Problem statement: Check every line below for the string "icon". Copy the ones that have it.

Exercise materials:
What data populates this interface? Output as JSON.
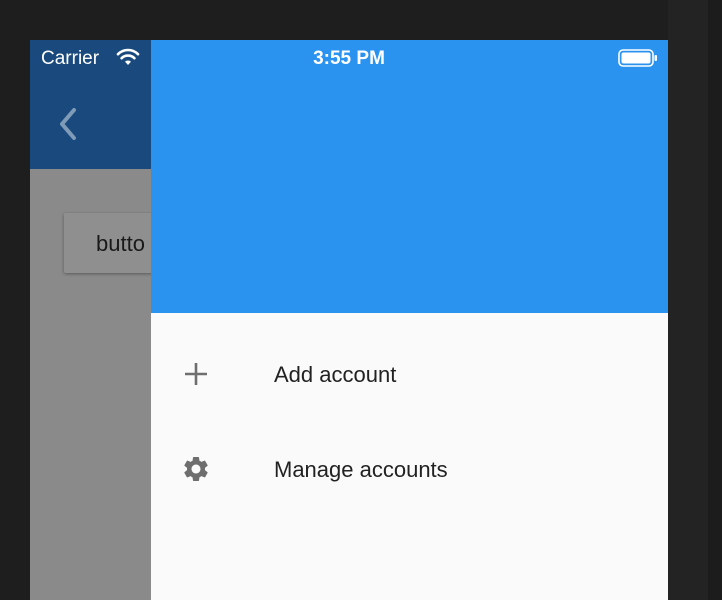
{
  "status_bar": {
    "carrier": "Carrier",
    "time": "3:55 PM",
    "wifi_icon": "wifi-icon",
    "battery_icon": "battery-icon"
  },
  "underlay": {
    "back_icon": "chevron-left-icon",
    "button_label": "butto"
  },
  "drawer": {
    "header_color": "#2a93f0",
    "items": [
      {
        "icon": "plus-icon",
        "label": "Add account"
      },
      {
        "icon": "gear-icon",
        "label": "Manage accounts"
      }
    ]
  },
  "colors": {
    "accent": "#2a93f0",
    "underlay_appbar": "#1a4a7d",
    "scrim": "#8a8a8a"
  }
}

Answer box:
    "wifi_icon": "wifi-icon",
    "battery_icon": "battery-icon"
    "back_icon": "chevron-left-icon",
        "icon": "plus-icon",
        "icon": "gear-icon",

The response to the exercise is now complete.